But when the call starts, you are mortified to find out, you can’t hear what your family members are saying. Your hearing aids are in, but everything sounds muffled.
You’re incredibly disappointed.
Modern marvels muffled
It’s well recognized that you can achieve crystal clear sound with modern hearing aids. So it can be really, really frustrating when that doesn’t occur. You’re supposed to have better hearing with hearing aids, right? But, recently, every time you’ve turned your hearing aids on, everything has sounded muffled and distorted (and that’s definitely not an improvement over your normal hearing). The hearing aid itself might not even be the issue.
What’s the cause of that muffling?
So why do voices sound like Charlie Brown’s teacher if your hearing aids are functioning correctly? Well, there are a couple of things you can do to try to fix the issue.
If I had a dime for every issue that earwax has caused (in general, not me personally), I’d be a rich (but still cranky) man. The issue with your hearing aid may be a build-up of earwax against the microphone. The earwax impedes your hearing aid’s ability to pick up sound and, thus, the amplification is muffled.
Here are some indications that earwax could be the issue.:
- Power-up the hearing aid. The problem is likely to be the microphone (probably wax buildup) and not the speaker if all of the start-up sounds are normal when you turn on the hearing aid.
- Visually inspect your hearing aids. Don’t just put your hearing aid in without taking a good look at it. Clean it thoroughly if you notice any earwax.
Alternatively, it’s possible that earwax in your ear rather than on the hearing aid is the issue here. Be sure, in those cases, you safely clean out your ears (cotton swabs are not recommended). The troubleshooting will have to continue if the muffled sound remains even after you’ve cleaned your ears and your hearing aid.
Infection will be the next thing to consider if earwax isn’t responsible. In many cases, this could be a standard ear infection. Or it may be an inner ear infection. In both cases, a hearing evaluation is recommended.
Swelling of the ear canal and middle ear can be the result of both kinds of infection.

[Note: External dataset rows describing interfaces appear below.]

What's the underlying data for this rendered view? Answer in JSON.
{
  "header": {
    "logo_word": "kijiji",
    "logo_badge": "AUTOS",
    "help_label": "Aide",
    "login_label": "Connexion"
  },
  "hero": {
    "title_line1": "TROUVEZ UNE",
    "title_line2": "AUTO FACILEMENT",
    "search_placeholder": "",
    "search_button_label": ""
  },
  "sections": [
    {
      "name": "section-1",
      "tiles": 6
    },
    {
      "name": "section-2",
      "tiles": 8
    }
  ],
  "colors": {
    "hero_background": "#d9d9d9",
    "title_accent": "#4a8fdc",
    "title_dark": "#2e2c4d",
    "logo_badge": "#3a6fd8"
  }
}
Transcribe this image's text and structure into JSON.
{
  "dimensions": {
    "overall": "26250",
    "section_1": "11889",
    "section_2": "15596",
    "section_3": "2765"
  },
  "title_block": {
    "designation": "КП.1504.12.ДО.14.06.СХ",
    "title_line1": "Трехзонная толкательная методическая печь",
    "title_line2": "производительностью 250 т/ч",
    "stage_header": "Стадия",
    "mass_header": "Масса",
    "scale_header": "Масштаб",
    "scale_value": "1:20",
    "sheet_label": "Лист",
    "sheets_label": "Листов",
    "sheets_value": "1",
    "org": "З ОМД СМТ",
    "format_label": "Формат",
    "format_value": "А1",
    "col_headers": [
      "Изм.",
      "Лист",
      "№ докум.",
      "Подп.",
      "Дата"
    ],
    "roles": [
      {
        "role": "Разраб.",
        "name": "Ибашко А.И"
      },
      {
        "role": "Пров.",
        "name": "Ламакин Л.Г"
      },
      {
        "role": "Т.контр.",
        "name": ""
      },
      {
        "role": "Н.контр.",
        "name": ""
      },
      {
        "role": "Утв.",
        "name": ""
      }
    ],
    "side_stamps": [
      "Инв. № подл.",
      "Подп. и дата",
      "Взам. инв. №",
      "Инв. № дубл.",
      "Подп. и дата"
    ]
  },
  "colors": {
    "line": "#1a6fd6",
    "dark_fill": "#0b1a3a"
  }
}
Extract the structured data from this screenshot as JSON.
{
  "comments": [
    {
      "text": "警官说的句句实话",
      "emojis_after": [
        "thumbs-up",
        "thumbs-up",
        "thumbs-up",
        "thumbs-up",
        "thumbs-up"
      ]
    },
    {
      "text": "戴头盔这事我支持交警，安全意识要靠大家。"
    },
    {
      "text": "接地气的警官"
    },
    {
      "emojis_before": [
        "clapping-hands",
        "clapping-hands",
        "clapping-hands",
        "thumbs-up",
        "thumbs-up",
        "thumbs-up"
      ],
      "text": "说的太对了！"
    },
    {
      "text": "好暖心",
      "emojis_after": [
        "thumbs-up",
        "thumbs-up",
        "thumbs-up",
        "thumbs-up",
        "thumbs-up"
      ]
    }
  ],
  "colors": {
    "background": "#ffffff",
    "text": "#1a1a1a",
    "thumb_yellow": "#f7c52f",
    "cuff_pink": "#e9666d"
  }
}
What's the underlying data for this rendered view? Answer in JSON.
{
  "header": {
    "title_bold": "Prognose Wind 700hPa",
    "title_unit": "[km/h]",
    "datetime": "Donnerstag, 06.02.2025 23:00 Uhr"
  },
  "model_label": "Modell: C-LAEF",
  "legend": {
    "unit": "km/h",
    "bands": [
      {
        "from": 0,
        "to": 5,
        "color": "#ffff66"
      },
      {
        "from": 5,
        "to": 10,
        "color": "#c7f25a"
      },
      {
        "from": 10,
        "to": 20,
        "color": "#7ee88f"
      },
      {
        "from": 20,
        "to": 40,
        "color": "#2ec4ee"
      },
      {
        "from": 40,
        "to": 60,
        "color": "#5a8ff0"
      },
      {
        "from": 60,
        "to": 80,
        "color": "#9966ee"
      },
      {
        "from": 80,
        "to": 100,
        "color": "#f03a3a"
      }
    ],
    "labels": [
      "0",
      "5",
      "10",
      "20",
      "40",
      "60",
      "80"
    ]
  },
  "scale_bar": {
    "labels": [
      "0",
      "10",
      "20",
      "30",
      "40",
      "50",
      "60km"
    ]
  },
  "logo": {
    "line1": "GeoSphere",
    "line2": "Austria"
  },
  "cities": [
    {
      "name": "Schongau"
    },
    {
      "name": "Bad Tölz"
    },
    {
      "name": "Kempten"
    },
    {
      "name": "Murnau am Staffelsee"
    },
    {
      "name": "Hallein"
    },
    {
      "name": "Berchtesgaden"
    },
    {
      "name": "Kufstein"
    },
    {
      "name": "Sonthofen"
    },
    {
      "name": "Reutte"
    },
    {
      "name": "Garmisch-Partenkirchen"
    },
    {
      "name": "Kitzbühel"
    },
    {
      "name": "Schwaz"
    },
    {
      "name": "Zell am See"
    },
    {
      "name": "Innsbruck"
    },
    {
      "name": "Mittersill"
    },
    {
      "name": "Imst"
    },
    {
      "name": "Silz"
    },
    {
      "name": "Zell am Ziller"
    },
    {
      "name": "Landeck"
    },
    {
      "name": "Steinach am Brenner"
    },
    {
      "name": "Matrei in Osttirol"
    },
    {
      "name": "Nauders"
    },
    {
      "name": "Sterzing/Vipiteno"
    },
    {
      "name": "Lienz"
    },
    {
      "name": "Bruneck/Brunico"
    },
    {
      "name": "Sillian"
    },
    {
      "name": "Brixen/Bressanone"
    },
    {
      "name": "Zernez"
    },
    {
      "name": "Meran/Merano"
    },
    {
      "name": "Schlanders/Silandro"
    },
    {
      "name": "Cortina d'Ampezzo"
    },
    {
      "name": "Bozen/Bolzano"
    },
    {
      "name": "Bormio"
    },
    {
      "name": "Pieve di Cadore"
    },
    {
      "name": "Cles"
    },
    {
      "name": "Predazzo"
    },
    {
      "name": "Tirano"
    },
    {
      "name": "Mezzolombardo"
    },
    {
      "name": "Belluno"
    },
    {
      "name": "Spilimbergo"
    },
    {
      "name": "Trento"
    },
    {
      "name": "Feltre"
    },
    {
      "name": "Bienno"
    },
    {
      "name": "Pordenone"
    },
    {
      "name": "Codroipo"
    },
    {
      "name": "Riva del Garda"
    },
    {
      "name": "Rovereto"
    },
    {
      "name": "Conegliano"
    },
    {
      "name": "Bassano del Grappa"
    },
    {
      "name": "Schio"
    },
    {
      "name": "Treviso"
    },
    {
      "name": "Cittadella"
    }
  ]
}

Your hearing will then sound muffled as this inflammation blocks the transmission of sound. Management might include some antibiotics. Once the infection clears, your hearing will usually return to normal.
It’s also entirely possible that your hearing aid batteries are in need to be charged. As hearing aids lose power, they sometimes begin to sound, well, muffled (you can see why this should be something to keep an eye on). Even if you have rechargeable batteries this can be true. Sometimes, replacing the batteries with new ones can make your hearing aids sound crystal clear again.
It could also be feasible that your hearing loss has changed and your hearing aids need to be adjusted to make up for that. If you haven’t had your hearing tested in the last year or so, consider making an appointment. While you’re here having your hearing aid reprogrammed we can also do an inspection and cleaning.
Don’t let it linger
It’s certainly a smart plan to come in for a consultation if you’ve tried all this and your hearing aid is still muffled. If the muffled sounds linger, you could find yourself wearing your hearing aids less (or cranking up the volume on your TV again). Your hearing may then start to sustain additional damage.
So, don’t let it linger. If you can’t clear out some earwax and get hearing again, schedule a hearing test with us right away and get everything taken care of before your next family get-together. If you can actually hear what they’re saying you’ll you’ll have a lot more fun.